Johnson has to admit that it’s still not clear why the cholera epidemic ended when it did. In retrospect, readers have no problem seeing how the 1854 epidemic verifies the germ theory of disease—at the time, however, the sudden end of the epidemic posed a significant challenge to Snow’s research, and made other doctors question whether or not cholera was a contagious agent.
As Whitehead visited other sick and recovering cholera victims, he found that many people said they’d begun to recover from their illness after drinking water from the Broad Street pump. However, many other people who’d drunk from the pump earlier in the week weren’t available for discussion—since they were dead. It is possible that the cholera bacteria in the pump had died off, or perhaps the flow of groundwater had cleansed the pump supply.
This passage suggests how cholera epidemics “resolved” themselves before the era of germ theory —either the epidemic killed so many human beings that it lost its ability to grow exponentially, or natural factors swept away the germs that had launched the epidemic.

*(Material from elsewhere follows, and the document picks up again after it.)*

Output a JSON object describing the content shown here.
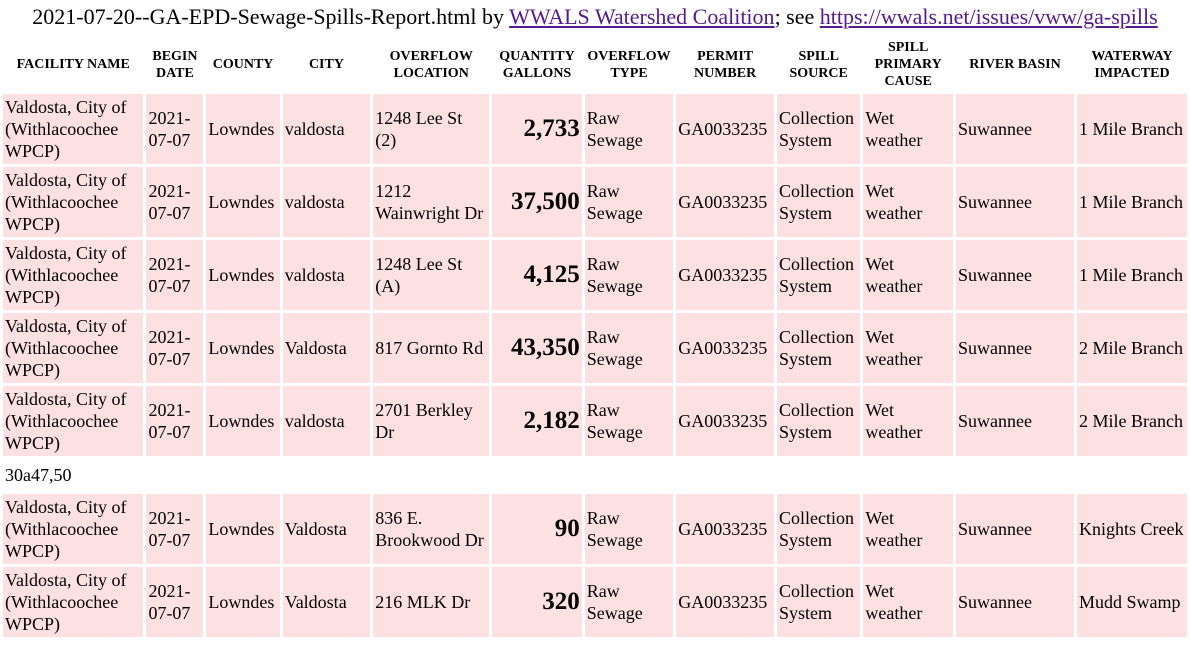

By the end of the day, John Snow had built a strong case against the Broad Street pump: the vast majority of deaths Farr had recorded had occurred in houses for which the Broad Street pump was the nearest available water source, and of that group, the majority consisted of habitual pump drinkers. There were six victims Snow couldn’t account for, however—they didn’t appear to drink from the pump at all. But Snow had also learned that there was a coffeehouse owner who sold sherbet mixed with Broad Street water—and many of her patrons had died. In a single day, Snow had interviewed dozens of people and strengthened his contagion theory. It’s even possible that Snow’s vigorous questioning of Soho locals curbed the spread of the disease, since some of his questions made the locals question their own behavior regarding the well.
Snow reviewed the evidence and concluded that he had a strong case for a waterborne theory. The theory was “strong” because it not only explained why certain people contracted cholera; it also explained why other people (such as the brewery employees) didn’t contract it. The passage also shows Snow inadvertently influencing people’s behavior in the act of trying to study it—i.e., by asking questions about the water pump, he probably convinced some of his interviewees to be suspicious of drinking from the pump.
Although the epidemic may have been in decline, it was still killing people. A dozen people died in Soho that day—ten times the normal rate. Snow prepared to finalize and publish his research, but before he did so, there was “a more pressing matter”—removing the actual culprit for the outbreak.
Snow was about to embark on the most revolutionary phase of his investigation—translating medical research into public policy, something that had rarely been done before (at least not when the medical research in question was scientifically sound).